...vigilant and report any suspicious activity. We can certainly blame the man behind the 9/11 attacks, Osama binLaden, but I think we can also blame ourselves. Almost a decade into the war in the Middle East, are we anywhere close to defeating the “war on terror”? Instead of a costly war, maybe the solution starts with us here at home and how we, as Americans, can defeat terrorism simply by taking our lives back.
So who is Osama binLaden and where did he come from? Like most Americans, I was unaware of who binLaden was until after 9/11. To the U.S. government, he was a well known figure who first emerged in1979 when he joined an Islamic resistance force to combat the Soviets during their invasion of Afghanistan. By 1990, BinLaden returned to his native Saudi Arabia as a hero and was credited for the Soviets withdrawal out of Afghanistan. The war in Afghanistan had a profound impact on BinLaden. "In this jihad, the biggest benefit was the myth of the superpower was destroyed, not only in my mind, but in the minds of all Muslims," BinLaden said. Jihad, the word for struggle, is used by binLaden to mean holy war.” As the war drew to a close, the increasingly radical binLaden formed al Qaeda, or "the Base" in Arabic, an organization of...
...Compare and contrastHitler and Castro
Hitler and Castro have lots of similarities and differences. For example they both used the weakness of their enemies, propaganda and sense of nationalism. They also have differences such as Castro came into power with a revolution while Hitler didn’t. Hitler was part of Nazi Party while Castro didn’t have a party. It was just him and his supporters.
On their rise to power both Hitler and Castro used the weakness of their opponents. For Hitler it was the Weimar Government and for Castro it was Batista. Batista was seen as an American puppet as he made an agreement with the US which stated that he would protect US business interests when he comes to power. Castro was able to use the hatred towards Batista for his own advantage. He attacked Batista and on radio while he was in Mexico which allowed him to gain support of the students which already hated Batista. With the help of the urban underground, USA’s reaction and his own leadership skills during the guerilla war, Castro was able to rise to power. However Marxist historians believe that this was an uprising of the proletariat overthrowing the capitalist regime and Castro, a true Communist leader, led them in this quest. However this is not entirely true as during that time Castro didn’t announce that he was a communist. Also rather than the proletariat the...
...variations of bin Laden's name
Because there is no universally accepted standard in the West for transliterating Arabic words and names into English, bin Laden's name is transliterated in many ways. The version often used by most English-language mass media is Osama binLaden. Most American government agencies, including the FBI and CIA, use either "Usama binLaden" or "Usama bin Ladin", both of which are often abbreviated to UBL. Less common renderings include "Ussamah Bin Ladin" and "Oussama Ben Laden" (French-language mass media). The latter part of the name can also be found as "Binladen" or "Binladin".

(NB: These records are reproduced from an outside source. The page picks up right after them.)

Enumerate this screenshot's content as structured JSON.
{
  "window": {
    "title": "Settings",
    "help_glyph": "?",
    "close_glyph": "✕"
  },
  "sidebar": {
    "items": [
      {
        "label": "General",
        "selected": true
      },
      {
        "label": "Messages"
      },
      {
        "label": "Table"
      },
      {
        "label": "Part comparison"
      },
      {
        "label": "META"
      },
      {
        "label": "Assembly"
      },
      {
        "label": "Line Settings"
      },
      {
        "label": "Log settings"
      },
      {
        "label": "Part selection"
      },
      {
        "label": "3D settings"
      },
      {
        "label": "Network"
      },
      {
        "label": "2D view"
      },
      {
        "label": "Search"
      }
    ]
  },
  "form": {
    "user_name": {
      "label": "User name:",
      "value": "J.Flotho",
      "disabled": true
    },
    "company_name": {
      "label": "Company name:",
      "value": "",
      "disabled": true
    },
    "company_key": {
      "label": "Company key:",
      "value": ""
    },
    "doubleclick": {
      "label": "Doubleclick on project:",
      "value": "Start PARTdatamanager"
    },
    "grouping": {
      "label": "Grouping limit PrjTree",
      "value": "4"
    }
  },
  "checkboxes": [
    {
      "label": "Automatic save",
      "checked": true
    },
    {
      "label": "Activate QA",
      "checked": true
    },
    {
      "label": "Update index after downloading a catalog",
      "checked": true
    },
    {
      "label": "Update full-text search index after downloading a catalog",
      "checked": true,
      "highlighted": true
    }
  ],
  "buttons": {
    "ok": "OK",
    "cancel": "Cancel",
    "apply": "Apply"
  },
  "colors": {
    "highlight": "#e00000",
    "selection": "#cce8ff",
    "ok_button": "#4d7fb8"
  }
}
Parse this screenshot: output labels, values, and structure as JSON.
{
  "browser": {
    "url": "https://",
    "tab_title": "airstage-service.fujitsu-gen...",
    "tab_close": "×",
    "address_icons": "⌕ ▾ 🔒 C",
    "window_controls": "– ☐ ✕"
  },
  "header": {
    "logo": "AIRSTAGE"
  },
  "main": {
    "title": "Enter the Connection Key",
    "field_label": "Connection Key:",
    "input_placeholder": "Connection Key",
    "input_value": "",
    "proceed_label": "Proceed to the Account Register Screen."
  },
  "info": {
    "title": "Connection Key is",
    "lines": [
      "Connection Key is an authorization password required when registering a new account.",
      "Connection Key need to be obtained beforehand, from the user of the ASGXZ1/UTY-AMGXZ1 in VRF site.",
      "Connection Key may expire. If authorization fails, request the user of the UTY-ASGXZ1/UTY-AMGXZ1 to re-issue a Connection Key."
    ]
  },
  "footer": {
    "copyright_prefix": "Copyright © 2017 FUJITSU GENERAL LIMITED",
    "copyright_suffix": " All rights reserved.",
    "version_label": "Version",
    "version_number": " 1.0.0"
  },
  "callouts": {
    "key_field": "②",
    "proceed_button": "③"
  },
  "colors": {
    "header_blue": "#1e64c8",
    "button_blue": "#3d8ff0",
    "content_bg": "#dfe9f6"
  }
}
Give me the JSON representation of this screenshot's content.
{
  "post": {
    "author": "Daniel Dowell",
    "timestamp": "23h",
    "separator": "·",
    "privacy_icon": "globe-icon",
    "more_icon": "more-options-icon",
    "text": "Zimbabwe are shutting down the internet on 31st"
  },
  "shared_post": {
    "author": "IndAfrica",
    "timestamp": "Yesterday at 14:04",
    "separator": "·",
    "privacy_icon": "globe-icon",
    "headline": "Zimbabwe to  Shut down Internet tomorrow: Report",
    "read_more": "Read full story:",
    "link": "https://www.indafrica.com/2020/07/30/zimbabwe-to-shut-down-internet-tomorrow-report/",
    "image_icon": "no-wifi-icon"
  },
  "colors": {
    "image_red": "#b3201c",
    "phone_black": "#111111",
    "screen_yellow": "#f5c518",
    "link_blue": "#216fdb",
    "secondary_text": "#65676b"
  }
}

Strictly speaking, Arabic linguistic conventions dictate that he be referred to as "Osama" or "Osama binLaden", not "binLaden," as "BinLaden" is not used as a surname in the Western manner, but simply as part of his name, which in its entirety means "Osama, son of Mohammed, son of 'Awad, son of Laden". However, the binLaden family (or "Binladin", as they prefer to be known) do generally use the name as a surname in the Western style. Consequently "binLaden" has become nearly universal in Western references to him, Arabic convention notwithstanding.
According to Scheuer Michael (1), Osama Bin-Muhammad bin-Awad binLaden was born in the al-Maz district of Riyadh, Saudi Arabia, on March 10, 1957. Bin-Laden father was Muhammad bin-Awad binLaden, was born into Yemen’s Kenda tribe around 1908, and his mother Allia Ghanem, she was from a largely secular middle-class Syrian family of Yemeni origin. Osama’s has fifty-two siblings: twenty-eight brothers and twenty-four sisters from his father and four sibling: three brothers and one sister from his mother. The siblings of Osama from his father are:
From mid 1940s to 1950:
Sons: Salem, Ali, Thabit, Mahrous, Hassan, Omar, Bakr, Khaled, Yeslam, Ghalib, Yahya, Abdulaziz, Issa, Tareq.
Daughters: Aysha, Fatima, Sheika, Su’add, Tayyeba, Wafa, Nour.
From 1951 to 1959:
Sons: Ahmad, Ibrahim, Shafiqi, Osama, Khalil, Saleh, Haider.
Daughters: Salma, Zeenat, Ruqqueiya, Randa, Zubaida, Najiah, Samiah, Muna, Saleha, Mariam, Fowaziyah, Raja, Huda, Seema.
From 1959 to 1967
Sons: Saad, Abdullah, Yasir, Mohammad.
Daughters: Raedah, Eman, Aetedal, Sahar, Iiham, Sana’a, Malak, Muneera.
From Osama mother:
Son: Ahad Mohammad, the rest are unknown and Daughter’s name is Fatima Mohammed al-Attas.
According to Scheuer Michael (1), Osama want to Al-Thagher Model School at the time the most prestigious high school, near...
...The end of Osama binLaden
Ever since the twin towers of World Trade Center collapsed in New York on September 11, 2001, United States of America was hot on the heels of Osama binLaden, the founder and main source of inspiration of al-Qaida, the organization accused of carrying out that heinous attack. Osama was considered as the fountainhead of all terrorist activities across the world and western powers were sparing no efforts to track this elusive leader. There were numerous reports of sightings of binLaden but catching up on the world’s most notorious fugitive was becoming almost impossible. In fact, for quite some time, sightings of binLaden had become a joke, almost similar to the sightings of UFOs (Schabner, 2011).
But on May 1, 2011, nearly a full decade after the dastardly destruction of twin towers, the President of United States of America declared that binLaden was located in a fortress like house in Abbottabad, a garrison town in Pakistan, and killed in a commando operation. This operation had all the makings of a movie thriller and seemed fascinating in its use of latest technology and show of extreme personal courage by the commandos.
The whole operation was carried out by US personnel without any help from their Pakistani counterparts and it was sheer cutting edge technology that hid their helicopters from the...
...Robert Snyder's main argument in "Hating America: BinLaden as a Civilizational Revolutionary" is that not only is all the literature written about September 11th confusing strategy and tactics but that people fail to look at BinLaden as a revolutionary.
The attacks against the United States on September 11th were in Snyder's view a tactic that was part of a much grander strategy. The actual attacks on the United States were a tactical maneuver designed to maximize destruction and kill as many westerners as possible. However there were much broader strategic motives behind the September 11th attacks, one of which was to alienate and weaken the moderate pro western Muslim states from the rest of the Islamic community. This point matters greatly when questioning why it matters if September 11th was a tactic or strategy because a tactic would have been a militant maneuver to achieve a direct attainable goal while a strategy would have greater planned goals using tactics as a means to an end.
A plan to destroy the world trade center itself would be considered a tactic but Snyder argues that this was not the case. Although the destruction of the twin towers and the hit on the pentagon were the goals of the 19 hijackers they were not the sole goals of BinLaden. These attacks were essentially a means to an end. Even though the attacks did do great harm to the United States not only in way of...